[Opening DATA SUPPLIED section]

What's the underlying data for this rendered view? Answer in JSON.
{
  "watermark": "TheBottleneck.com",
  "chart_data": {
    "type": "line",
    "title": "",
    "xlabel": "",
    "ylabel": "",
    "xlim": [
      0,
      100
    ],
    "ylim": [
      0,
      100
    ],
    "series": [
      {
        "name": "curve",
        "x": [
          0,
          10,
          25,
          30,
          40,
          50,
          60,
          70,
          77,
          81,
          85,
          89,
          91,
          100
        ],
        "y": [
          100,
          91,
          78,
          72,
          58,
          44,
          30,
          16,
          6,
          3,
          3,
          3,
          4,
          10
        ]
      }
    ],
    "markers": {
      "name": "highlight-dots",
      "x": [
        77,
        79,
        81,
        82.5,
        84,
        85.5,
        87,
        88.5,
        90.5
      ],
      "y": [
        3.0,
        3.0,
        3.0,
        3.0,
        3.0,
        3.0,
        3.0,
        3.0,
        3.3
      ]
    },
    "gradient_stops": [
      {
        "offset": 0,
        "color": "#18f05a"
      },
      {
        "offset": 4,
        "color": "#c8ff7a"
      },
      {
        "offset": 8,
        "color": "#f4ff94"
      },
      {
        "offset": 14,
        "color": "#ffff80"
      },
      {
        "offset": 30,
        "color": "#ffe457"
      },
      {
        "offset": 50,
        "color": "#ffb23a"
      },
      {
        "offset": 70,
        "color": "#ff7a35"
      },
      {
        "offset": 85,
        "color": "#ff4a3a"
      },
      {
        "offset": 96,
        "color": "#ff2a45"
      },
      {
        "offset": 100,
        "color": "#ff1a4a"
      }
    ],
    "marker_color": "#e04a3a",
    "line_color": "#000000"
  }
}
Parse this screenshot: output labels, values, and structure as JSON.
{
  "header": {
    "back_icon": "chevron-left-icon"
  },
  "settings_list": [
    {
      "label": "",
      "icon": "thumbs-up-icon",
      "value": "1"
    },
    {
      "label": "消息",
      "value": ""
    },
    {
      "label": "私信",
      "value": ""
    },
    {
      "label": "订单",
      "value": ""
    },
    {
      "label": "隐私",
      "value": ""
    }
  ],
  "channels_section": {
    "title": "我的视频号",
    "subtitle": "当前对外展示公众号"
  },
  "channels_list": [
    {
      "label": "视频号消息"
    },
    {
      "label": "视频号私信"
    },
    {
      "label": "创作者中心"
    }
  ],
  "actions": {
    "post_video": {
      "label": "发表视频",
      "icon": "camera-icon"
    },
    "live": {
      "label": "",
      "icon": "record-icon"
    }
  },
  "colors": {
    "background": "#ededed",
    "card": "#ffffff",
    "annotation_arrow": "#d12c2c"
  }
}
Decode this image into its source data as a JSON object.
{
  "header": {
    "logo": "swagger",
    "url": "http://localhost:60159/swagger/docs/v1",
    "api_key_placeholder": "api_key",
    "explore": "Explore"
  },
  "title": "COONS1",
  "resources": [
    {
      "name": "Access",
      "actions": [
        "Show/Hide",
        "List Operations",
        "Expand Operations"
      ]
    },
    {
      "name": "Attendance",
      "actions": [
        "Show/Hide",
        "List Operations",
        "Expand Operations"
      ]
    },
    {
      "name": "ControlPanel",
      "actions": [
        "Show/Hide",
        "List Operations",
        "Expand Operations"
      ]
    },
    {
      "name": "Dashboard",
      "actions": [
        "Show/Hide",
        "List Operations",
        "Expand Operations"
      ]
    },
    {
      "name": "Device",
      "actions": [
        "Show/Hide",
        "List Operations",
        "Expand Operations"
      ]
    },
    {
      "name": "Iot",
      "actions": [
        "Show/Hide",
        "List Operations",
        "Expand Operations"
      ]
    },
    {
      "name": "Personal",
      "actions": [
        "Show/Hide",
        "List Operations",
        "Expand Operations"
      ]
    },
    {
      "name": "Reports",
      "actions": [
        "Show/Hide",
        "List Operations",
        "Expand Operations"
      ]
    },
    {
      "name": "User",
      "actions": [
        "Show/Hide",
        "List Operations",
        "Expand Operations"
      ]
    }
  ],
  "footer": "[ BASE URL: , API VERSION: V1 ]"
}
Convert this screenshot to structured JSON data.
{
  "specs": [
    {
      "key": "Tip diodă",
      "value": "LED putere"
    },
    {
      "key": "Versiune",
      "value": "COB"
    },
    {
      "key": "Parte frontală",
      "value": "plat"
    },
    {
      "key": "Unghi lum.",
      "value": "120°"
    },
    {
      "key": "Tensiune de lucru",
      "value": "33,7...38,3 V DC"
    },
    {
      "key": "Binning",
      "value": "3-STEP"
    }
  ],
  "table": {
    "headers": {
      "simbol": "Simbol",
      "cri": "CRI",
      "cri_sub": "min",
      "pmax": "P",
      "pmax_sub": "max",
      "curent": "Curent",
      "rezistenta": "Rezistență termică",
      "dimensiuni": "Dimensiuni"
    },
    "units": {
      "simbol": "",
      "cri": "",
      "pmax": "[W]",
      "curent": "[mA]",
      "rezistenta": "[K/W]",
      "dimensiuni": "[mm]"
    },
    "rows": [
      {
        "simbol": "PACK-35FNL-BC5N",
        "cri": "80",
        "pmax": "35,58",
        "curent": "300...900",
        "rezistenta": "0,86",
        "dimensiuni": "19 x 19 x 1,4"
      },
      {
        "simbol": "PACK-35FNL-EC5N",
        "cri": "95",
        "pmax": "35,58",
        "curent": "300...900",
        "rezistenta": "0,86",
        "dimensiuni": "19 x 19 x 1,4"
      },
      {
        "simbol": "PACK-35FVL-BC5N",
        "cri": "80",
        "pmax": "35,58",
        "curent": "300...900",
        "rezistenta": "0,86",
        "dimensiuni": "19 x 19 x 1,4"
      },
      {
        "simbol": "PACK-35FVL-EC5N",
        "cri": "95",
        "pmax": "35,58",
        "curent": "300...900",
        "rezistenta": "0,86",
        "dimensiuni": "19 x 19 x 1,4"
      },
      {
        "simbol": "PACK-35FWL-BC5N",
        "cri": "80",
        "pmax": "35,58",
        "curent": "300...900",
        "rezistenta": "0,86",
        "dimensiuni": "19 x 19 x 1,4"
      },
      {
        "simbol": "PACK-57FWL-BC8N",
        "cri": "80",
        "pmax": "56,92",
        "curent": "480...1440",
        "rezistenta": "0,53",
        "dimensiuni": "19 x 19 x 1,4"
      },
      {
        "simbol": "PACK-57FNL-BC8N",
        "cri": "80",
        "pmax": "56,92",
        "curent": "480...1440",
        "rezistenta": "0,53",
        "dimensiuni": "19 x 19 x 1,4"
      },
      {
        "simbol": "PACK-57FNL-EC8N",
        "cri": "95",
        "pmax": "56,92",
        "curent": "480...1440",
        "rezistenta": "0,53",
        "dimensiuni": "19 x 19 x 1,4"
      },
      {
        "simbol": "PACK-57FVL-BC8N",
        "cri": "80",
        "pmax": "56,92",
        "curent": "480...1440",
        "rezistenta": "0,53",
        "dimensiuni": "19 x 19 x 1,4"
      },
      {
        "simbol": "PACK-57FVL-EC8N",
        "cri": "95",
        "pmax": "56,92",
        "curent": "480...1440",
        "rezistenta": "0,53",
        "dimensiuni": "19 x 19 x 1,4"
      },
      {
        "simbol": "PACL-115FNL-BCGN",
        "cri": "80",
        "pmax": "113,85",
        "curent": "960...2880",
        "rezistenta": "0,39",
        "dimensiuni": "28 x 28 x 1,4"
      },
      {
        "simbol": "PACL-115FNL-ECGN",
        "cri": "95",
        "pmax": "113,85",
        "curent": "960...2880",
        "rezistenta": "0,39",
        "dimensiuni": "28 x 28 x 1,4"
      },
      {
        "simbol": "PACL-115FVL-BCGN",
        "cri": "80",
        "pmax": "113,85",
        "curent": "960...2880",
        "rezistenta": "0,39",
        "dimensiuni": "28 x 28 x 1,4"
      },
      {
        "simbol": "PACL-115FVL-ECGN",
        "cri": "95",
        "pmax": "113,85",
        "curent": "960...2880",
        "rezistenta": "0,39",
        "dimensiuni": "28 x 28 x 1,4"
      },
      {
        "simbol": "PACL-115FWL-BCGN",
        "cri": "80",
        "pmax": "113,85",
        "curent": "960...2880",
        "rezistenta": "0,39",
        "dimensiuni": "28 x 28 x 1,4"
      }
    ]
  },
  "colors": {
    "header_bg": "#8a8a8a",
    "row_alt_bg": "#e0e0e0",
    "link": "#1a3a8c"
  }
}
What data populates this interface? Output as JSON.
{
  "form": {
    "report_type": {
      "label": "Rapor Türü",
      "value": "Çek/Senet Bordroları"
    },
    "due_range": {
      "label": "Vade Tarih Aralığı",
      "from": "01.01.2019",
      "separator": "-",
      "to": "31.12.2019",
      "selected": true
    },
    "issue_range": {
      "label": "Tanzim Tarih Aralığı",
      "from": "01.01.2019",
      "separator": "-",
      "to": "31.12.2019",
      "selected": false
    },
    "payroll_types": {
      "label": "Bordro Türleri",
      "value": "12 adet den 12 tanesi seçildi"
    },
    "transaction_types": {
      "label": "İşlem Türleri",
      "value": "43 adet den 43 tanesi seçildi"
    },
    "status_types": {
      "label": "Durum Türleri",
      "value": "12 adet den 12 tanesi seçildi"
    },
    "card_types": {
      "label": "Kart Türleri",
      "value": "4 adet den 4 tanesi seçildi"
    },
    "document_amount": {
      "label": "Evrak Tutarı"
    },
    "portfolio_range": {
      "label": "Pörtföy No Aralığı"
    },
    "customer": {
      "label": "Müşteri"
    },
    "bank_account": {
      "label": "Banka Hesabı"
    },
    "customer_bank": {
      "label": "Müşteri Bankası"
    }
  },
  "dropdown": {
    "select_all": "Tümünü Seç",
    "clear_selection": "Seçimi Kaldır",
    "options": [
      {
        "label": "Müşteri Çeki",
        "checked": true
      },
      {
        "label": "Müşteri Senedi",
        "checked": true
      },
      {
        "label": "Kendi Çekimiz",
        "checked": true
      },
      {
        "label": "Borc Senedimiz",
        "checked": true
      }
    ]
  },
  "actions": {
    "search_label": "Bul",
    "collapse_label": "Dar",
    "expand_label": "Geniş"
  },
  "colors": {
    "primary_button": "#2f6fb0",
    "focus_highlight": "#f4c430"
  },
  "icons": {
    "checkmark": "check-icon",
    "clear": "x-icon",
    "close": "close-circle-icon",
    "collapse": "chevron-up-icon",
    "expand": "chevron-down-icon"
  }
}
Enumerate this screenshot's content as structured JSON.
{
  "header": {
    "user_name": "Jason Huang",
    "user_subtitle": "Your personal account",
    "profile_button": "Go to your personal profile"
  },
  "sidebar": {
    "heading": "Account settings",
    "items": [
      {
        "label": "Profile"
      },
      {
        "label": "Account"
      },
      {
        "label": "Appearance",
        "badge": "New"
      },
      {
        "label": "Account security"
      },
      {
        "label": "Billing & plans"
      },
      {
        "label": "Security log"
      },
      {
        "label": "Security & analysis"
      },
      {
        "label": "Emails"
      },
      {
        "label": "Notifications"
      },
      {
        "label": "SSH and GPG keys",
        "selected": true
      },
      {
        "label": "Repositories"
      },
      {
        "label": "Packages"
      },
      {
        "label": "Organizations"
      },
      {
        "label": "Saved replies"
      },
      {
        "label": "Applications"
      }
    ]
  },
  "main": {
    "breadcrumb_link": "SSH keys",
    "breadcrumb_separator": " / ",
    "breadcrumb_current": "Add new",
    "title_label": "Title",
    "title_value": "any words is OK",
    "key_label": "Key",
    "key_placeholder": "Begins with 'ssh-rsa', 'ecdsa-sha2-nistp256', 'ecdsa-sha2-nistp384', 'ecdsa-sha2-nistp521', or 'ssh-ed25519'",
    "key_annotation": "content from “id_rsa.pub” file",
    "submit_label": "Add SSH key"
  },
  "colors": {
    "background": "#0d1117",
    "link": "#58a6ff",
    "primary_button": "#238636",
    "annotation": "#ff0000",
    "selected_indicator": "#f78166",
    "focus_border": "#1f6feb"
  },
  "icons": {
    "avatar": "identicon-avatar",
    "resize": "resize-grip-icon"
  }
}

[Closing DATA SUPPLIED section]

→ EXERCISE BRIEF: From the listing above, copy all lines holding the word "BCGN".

→ TASK RESPONSE:
        "simbol": "PACL-115FNL-BCGN",
        "simbol": "PACL-115FVL-BCGN",
        "simbol": "PACL-115FWL-BCGN",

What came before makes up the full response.